2. What’s the point?: Don’t forget about transparency. Make sure your employees know why you’re asking for feedback and what you’re using it for. This includes making it clear when you’re looking at the results and what your plan of action will be afterward. When employees know why they’re doing something, they’ll be more willing to participate and help out.
3. Making assumptions: Don’t jump the gun with less-than-great feedback. If employees give low ratings to “I feel prepared to do my job well,” look into the reasons before jumping to wrong conclusions. The cause can be as simple as not having access to the proper technology or wanting insight into how other teams operate. Being able to identify the cause of your survey results can also help direct your plan of action.
4. All talk, no action: Surveys only have a real effect when you do something with them. Analyze your results, then form a plan of action on how to tackle the problem spots. If your employees say that they don’t feel informed about company decisions, invite them to sit in on more meetings.

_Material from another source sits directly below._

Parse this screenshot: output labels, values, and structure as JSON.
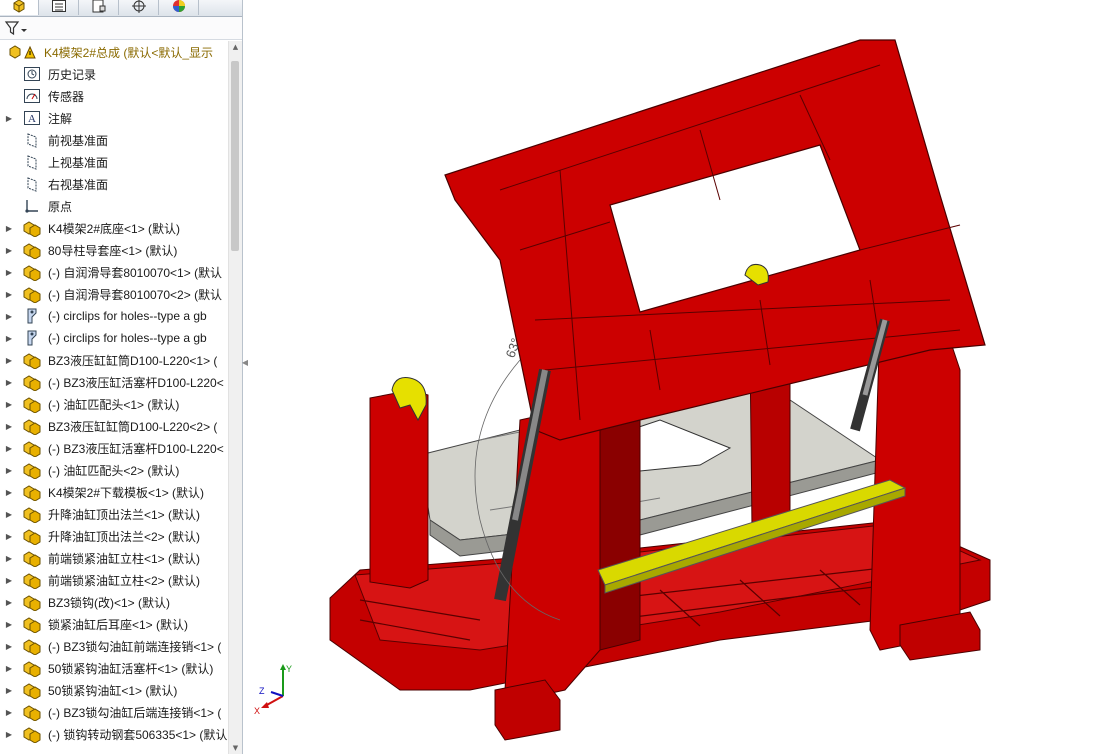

Being transparent about your action plan is a key point too. Don’t forget to share the results of your survey with employees; this helps build trust and shows that you’re seriously taking their voices into consideration.
5. Surveys only: Don’t limit yourself when it comes to improvement methods. Surveys are a great way to get a company-wide look at things, but they’re not the be-all and end-all of engagement solutions. Supplement them with other strategies, like setting up focus groups or talking to employees directly. Every company and its workers are unique, so it makes sense that different methods will yield different results. Figure out what works best for your organization.
What it all comes down to is this: surveys don’t work without good communication. Share what you’re doing, why you’re doing it, and what employees can expect next. That’s the only way you’ll be able to leverage surveys to their full potential.